What you are asked to do =
Search the material for the string "tone" and copy each line where it occurs.

*** Opening Dataset records ***

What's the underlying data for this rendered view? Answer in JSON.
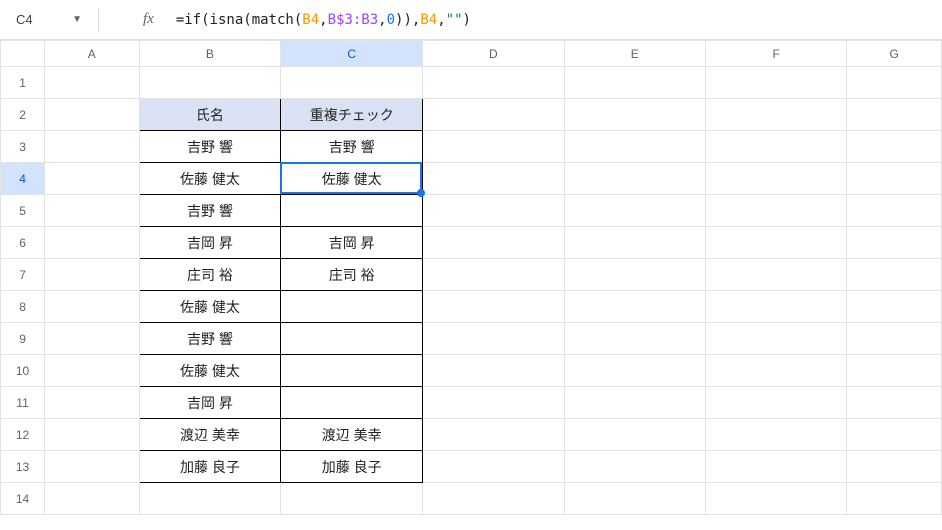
{
  "name_box": "C4",
  "fx_label": "fx",
  "formula_tokens": [
    {
      "t": "=if(",
      "c": "tok-black"
    },
    {
      "t": "isna",
      "c": "tok-black"
    },
    {
      "t": "(",
      "c": "tok-black"
    },
    {
      "t": "match",
      "c": "tok-black"
    },
    {
      "t": "(",
      "c": "tok-black"
    },
    {
      "t": "B4",
      "c": "tok-orange"
    },
    {
      "t": ",",
      "c": "tok-black"
    },
    {
      "t": "B$3:B3",
      "c": "tok-purple"
    },
    {
      "t": ",",
      "c": "tok-black"
    },
    {
      "t": "0",
      "c": "tok-blue"
    },
    {
      "t": "))",
      "c": "tok-black"
    },
    {
      "t": ",",
      "c": "tok-black"
    },
    {
      "t": "B4",
      "c": "tok-orange"
    },
    {
      "t": ",",
      "c": "tok-black"
    },
    {
      "t": "\"\"",
      "c": "tok-green"
    },
    {
      "t": ")",
      "c": "tok-black"
    }
  ],
  "columns": [
    "A",
    "B",
    "C",
    "D",
    "E",
    "F",
    "G"
  ],
  "visible_rows": 14,
  "selected_cell": {
    "col": "C",
    "row": 4
  },
  "table": {
    "header_b": "氏名",
    "header_c": "重複チェック",
    "rows": [
      {
        "b": "吉野 響",
        "c": "吉野 響"
      },
      {
        "b": "佐藤 健太",
        "c": "佐藤 健太"
      },
      {
        "b": "吉野 響",
        "c": ""
      },
      {
        "b": "吉岡 昇",
        "c": "吉岡 昇"
      },
      {
        "b": "庄司 裕",
        "c": "庄司 裕"
      },
      {
        "b": "佐藤 健太",
        "c": ""
      },
      {
        "b": "吉野 響",
        "c": ""
      },
      {
        "b": "佐藤 健太",
        "c": ""
      },
      {
        "b": "吉岡 昇",
        "c": ""
      },
      {
        "b": "渡辺 美幸",
        "c": "渡辺 美幸"
      },
      {
        "b": "加藤 良子",
        "c": "加藤 良子"
      }
    ]
  }
}
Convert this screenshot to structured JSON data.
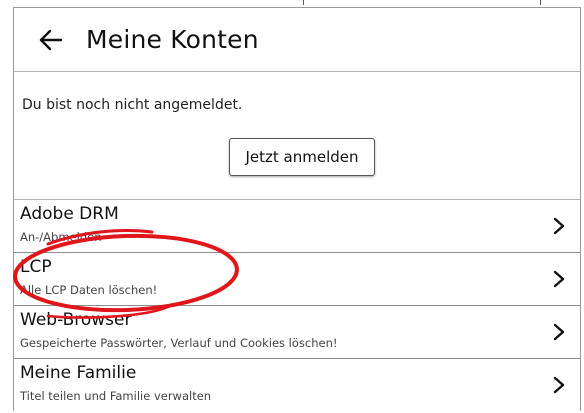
{
  "header": {
    "title": "Meine Konten",
    "back_icon": "arrow-left-icon"
  },
  "login": {
    "message": "Du bist noch nicht angemeldet.",
    "button_label": "Jetzt anmelden"
  },
  "menu": {
    "items": [
      {
        "title": "Adobe DRM",
        "subtitle": "An-/Abmelden",
        "icon": "chevron-right-icon"
      },
      {
        "title": "LCP",
        "subtitle": "Alle LCP Daten löschen!",
        "icon": "chevron-right-icon"
      },
      {
        "title": "Web-Browser",
        "subtitle": "Gespeicherte Passwörter, Verlauf und Cookies löschen!",
        "icon": "chevron-right-icon"
      },
      {
        "title": "Meine Familie",
        "subtitle": "Titel teilen und Familie verwalten",
        "icon": "chevron-right-icon"
      }
    ]
  },
  "colors": {
    "annotation": "#e0161b",
    "divider": "#b4b4b4",
    "text": "#111111"
  }
}
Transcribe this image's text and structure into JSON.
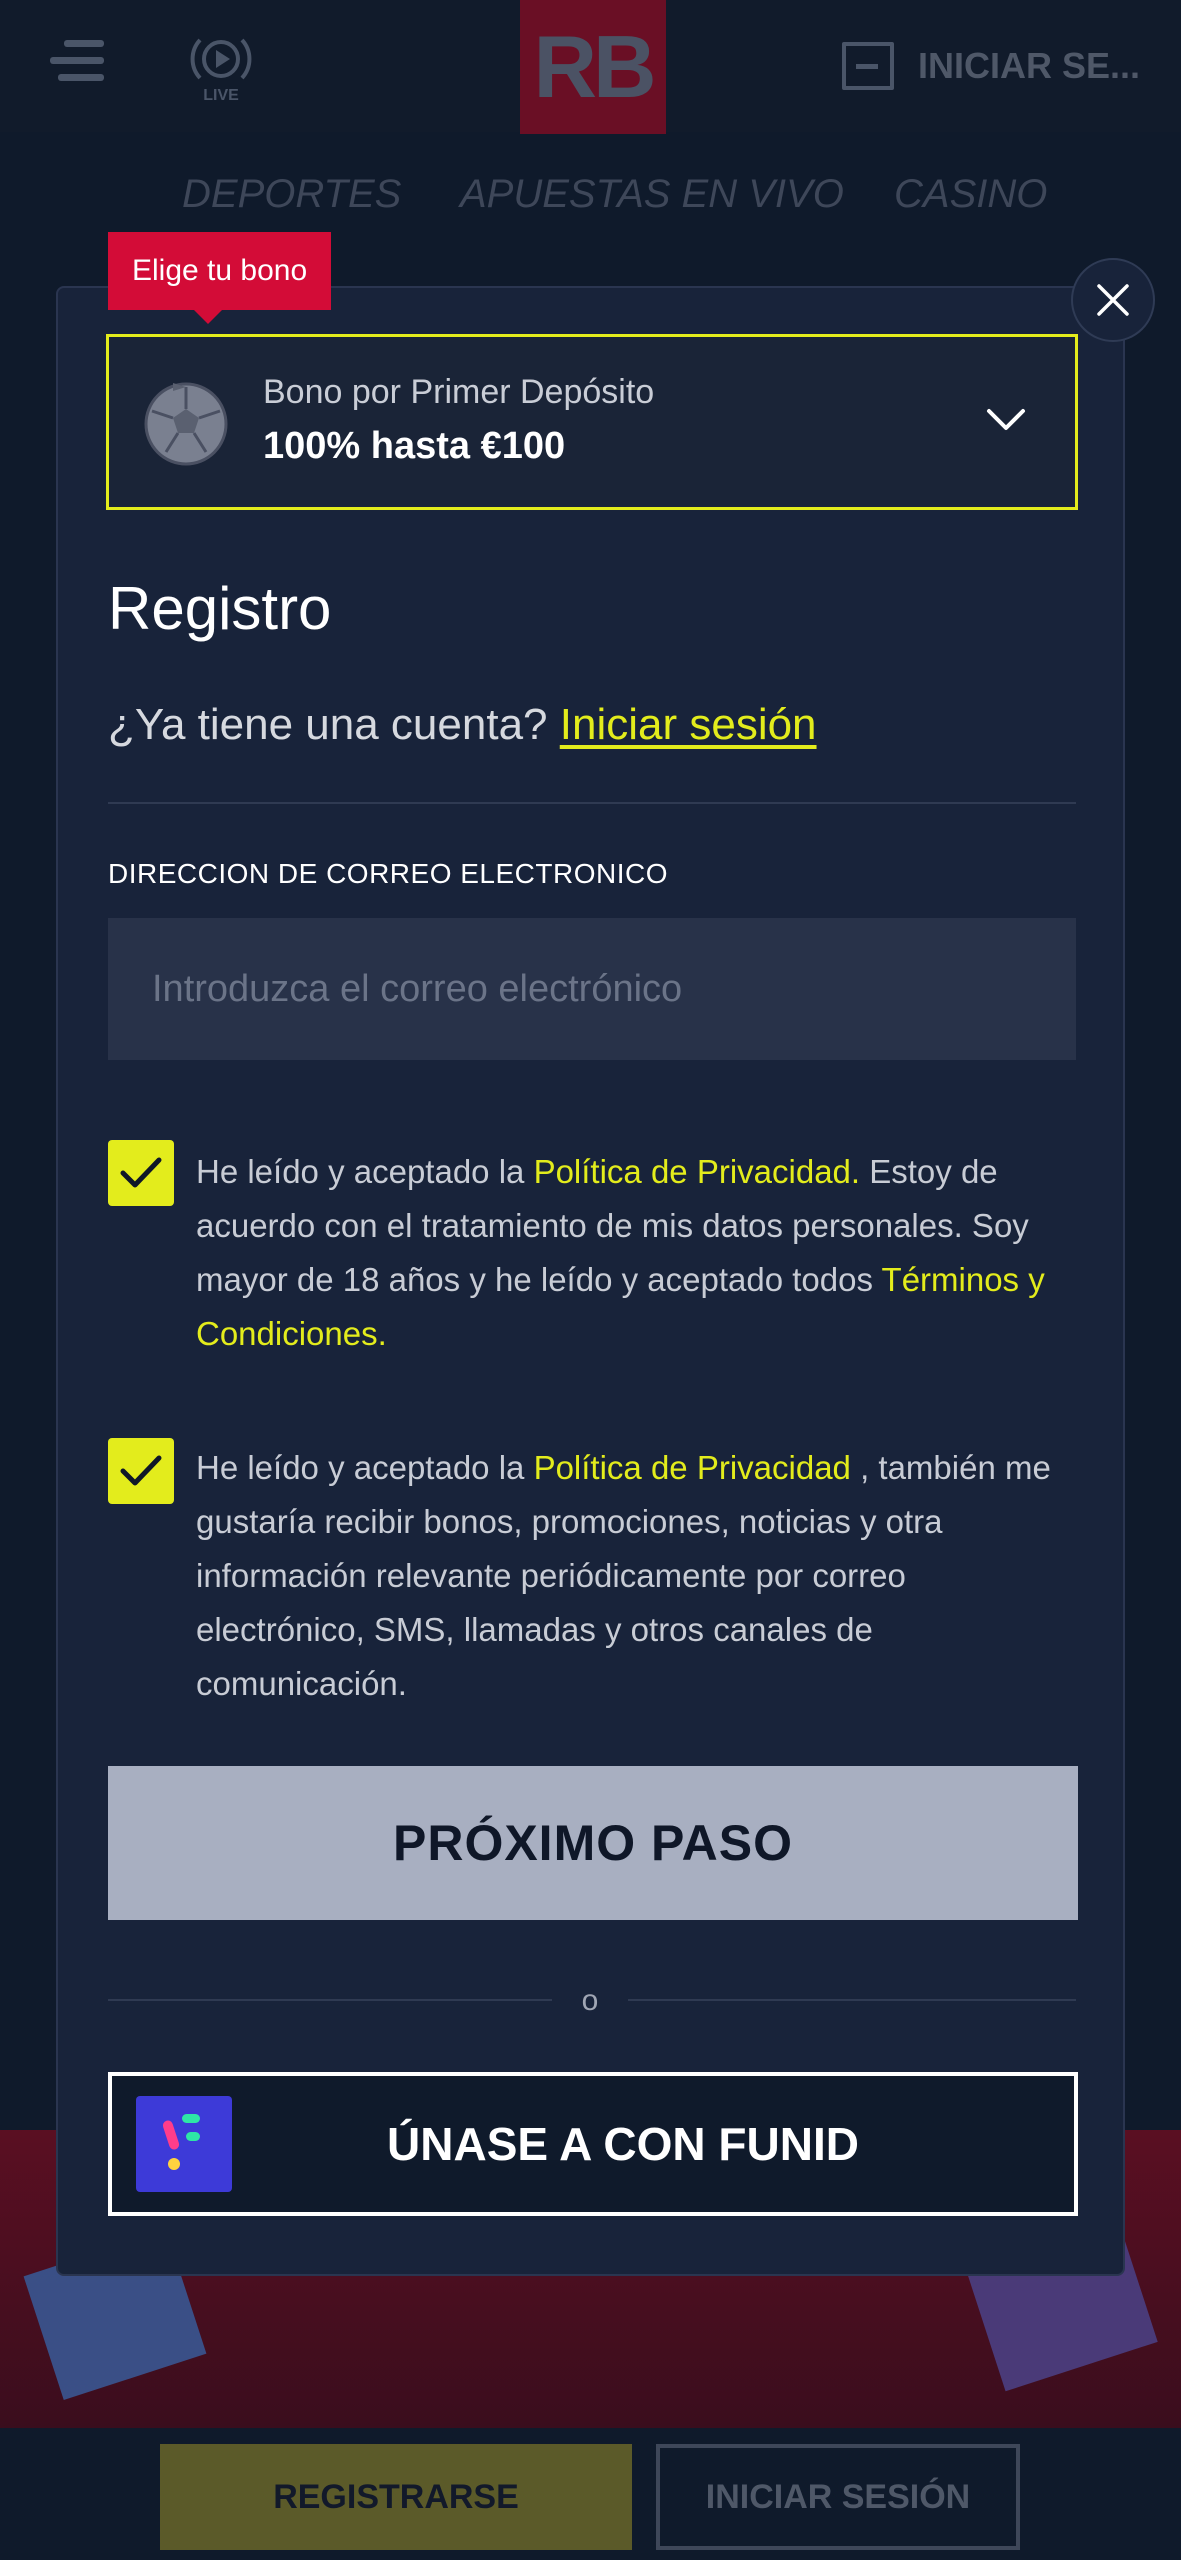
{
  "header": {
    "logo": "RB",
    "live_label": "LIVE",
    "login_label": "INICIAR SE..."
  },
  "nav": {
    "tabs": [
      "DEPORTES",
      "APUESTAS EN VIVO",
      "CASINO"
    ]
  },
  "modal": {
    "bonus_tag": "Elige tu bono",
    "bonus": {
      "line1": "Bono por Primer Depósito",
      "line2": "100% hasta €100",
      "icon": "soccer-ball-icon"
    },
    "title": "Registro",
    "account_question": "¿Ya tiene una cuenta?",
    "login_link": "Iniciar sesión",
    "email": {
      "label": "DIRECCION DE CORREO ELECTRONICO",
      "placeholder": "Introduzca el correo electrónico",
      "value": ""
    },
    "consent1": {
      "checked": true,
      "text1": "He leído y aceptado la ",
      "link1": "Política de Privacidad.",
      "text2": " Estoy de acuerdo con el tratamiento de mis datos personales. Soy mayor de 18 años y he leído y aceptado todos ",
      "link2": "Términos y Condiciones."
    },
    "consent2": {
      "checked": true,
      "text1": "He leído y aceptado la ",
      "link1": " Política de Privacidad",
      "text2": " , también me gustaría recibir bonos, promociones, noticias y otra información relevante periódicamente por correo electrónico, SMS, llamadas y otros canales de comunicación."
    },
    "next_button": "PRÓXIMO PASO",
    "or_text": "o",
    "funid_button": "ÚNASE A CON FUNID"
  },
  "bottom_bar": {
    "register": "REGISTRARSE",
    "login": "INICIAR SESIÓN"
  },
  "colors": {
    "accent": "#e3ec1c",
    "brand_red": "#d30c37",
    "modal_bg": "#18233a",
    "page_bg": "#0f1a2b"
  }
}
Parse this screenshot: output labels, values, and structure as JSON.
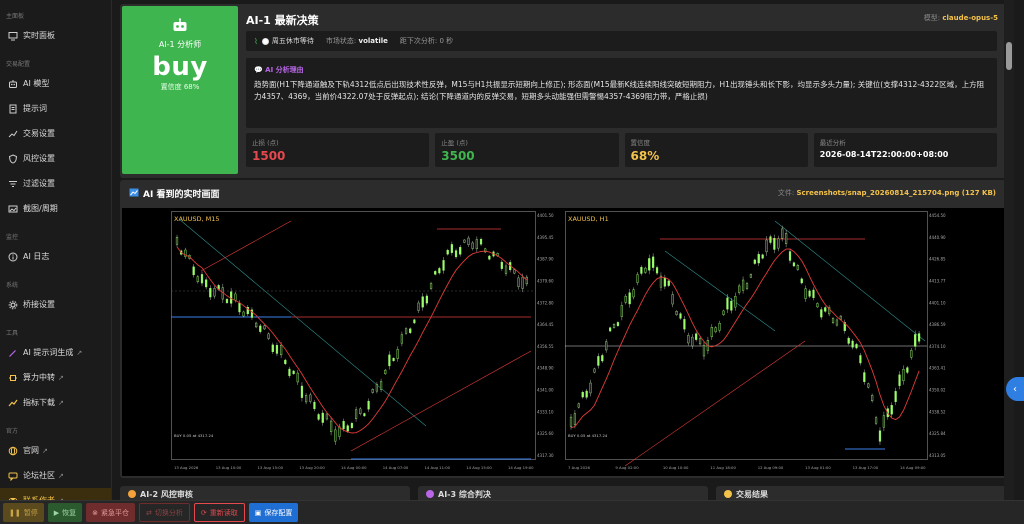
{
  "sidebar": {
    "sections": [
      {
        "title": "主面板",
        "items": [
          {
            "label": "实时面板",
            "icon": "monitor-icon"
          }
        ]
      },
      {
        "title": "交易配置",
        "items": [
          {
            "label": "AI 模型",
            "icon": "robot-icon"
          },
          {
            "label": "提示词",
            "icon": "document-icon"
          },
          {
            "label": "交易设置",
            "icon": "chart-line-icon"
          },
          {
            "label": "风控设置",
            "icon": "shield-icon"
          },
          {
            "label": "过滤设置",
            "icon": "filter-icon"
          },
          {
            "label": "截图/周期",
            "icon": "image-icon"
          }
        ]
      },
      {
        "title": "监控",
        "items": [
          {
            "label": "AI 日志",
            "icon": "info-icon"
          }
        ]
      },
      {
        "title": "系统",
        "items": [
          {
            "label": "桥接设置",
            "icon": "gear-icon"
          }
        ]
      },
      {
        "title": "工具",
        "items": [
          {
            "label": "AI 提示词生成",
            "icon": "wand-icon",
            "external": true
          },
          {
            "label": "算力中转",
            "icon": "chip-icon",
            "external": true
          },
          {
            "label": "指标下载",
            "icon": "trend-icon",
            "external": true
          }
        ]
      },
      {
        "title": "官方",
        "items": [
          {
            "label": "官网",
            "icon": "globe-icon",
            "external": true
          },
          {
            "label": "论坛社区",
            "icon": "forum-icon",
            "external": true
          },
          {
            "label": "联系作者",
            "icon": "contact-icon",
            "external": true,
            "active": true
          }
        ]
      }
    ]
  },
  "decision": {
    "title": "AI-1 最新决策",
    "model_label": "模型:",
    "model": "claude-opus-5",
    "card_label": "AI-1 分析师",
    "action": "buy",
    "confidence_text": "置信度 68%",
    "status": {
      "state": "周五休市等待",
      "market_label": "市场状态:",
      "market_value": "volatile",
      "next_label": "距下次分析: 0 秒"
    },
    "reason_title": "AI 分析理由",
    "reason_text": "趋势面(H1下降通道触及下轨4312低点后出现技术性反弹，M15与H1共振显示短期向上修正); 形态面(M15最新K线连续阳线突破短期阻力，H1出现锤头和长下影，均显示多头力量); 关键位(支撑4312-4322区域，上方阻力4357、4369，当前价4322.07处于反弹起点); 结论(下降通道内的反弹交易，短期多头动能强但需警惕4357-4369阻力带，严格止损)",
    "stats": [
      {
        "label": "止损 (点)",
        "value": "1500",
        "tone": "red"
      },
      {
        "label": "止盈 (点)",
        "value": "3500",
        "tone": "green"
      },
      {
        "label": "置信度",
        "value": "68%",
        "tone": "yellow"
      },
      {
        "label": "最近分析",
        "value": "2026-08-14T22:00:00+08:00",
        "tone": "white"
      }
    ]
  },
  "chart_panel": {
    "title": "AI 看到的实时画面",
    "file_label": "文件:",
    "file_value": "Screenshots/snap_20260814_215704.png (127 KB)",
    "left": {
      "label": "XAUUSD, M15",
      "ticks": [
        "4401.50",
        "4395.45",
        "4387.90",
        "4379.60",
        "4372.80",
        "4364.45",
        "4356.55",
        "4348.90",
        "4341.00",
        "4333.10",
        "4325.60",
        "4317.30"
      ],
      "xticks": [
        "13 Aug 2026",
        "13 Aug 10:00",
        "13 Aug 15:00",
        "13 Aug 20:00",
        "14 Aug 00:00",
        "14 Aug 07:00",
        "14 Aug 11:00",
        "14 Aug 15:00",
        "14 Aug 19:00"
      ],
      "info": "BUY 0.05 at 4317.24"
    },
    "right": {
      "label": "XAUUSD, H1",
      "ticks": [
        "4454.50",
        "4440.90",
        "4426.85",
        "4413.77",
        "4401.10",
        "4386.59",
        "4374.10",
        "4363.41",
        "4350.02",
        "4338.52",
        "4325.84",
        "4313.05"
      ],
      "xticks": [
        "7 Aug 2026",
        "9 Aug 02:00",
        "10 Aug 10:00",
        "11 Aug 18:00",
        "12 Aug 09:00",
        "13 Aug 01:00",
        "13 Aug 17:00",
        "14 Aug 09:00"
      ],
      "info": "BUY 0.05 at 4317.24"
    }
  },
  "bottom_cards": [
    "AI-2 风控审核",
    "AI-3 综合判决",
    "交易结果"
  ],
  "toolbar": {
    "pause": "暂停",
    "resume": "恢复",
    "close_all": "紧急平仓",
    "switch": "切换分析",
    "refresh": "重新读取",
    "save": "保存配置"
  },
  "colors": {
    "buy_green": "#3fb54f",
    "accent_yellow": "#f3c24b",
    "danger_red": "#e5484d",
    "primary_blue": "#1f6ed4",
    "reason_purple": "#b967e8"
  }
}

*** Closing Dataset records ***

Task output =
        "tone": "red"
        "tone": "green"
        "tone": "yellow"
        "tone": "white"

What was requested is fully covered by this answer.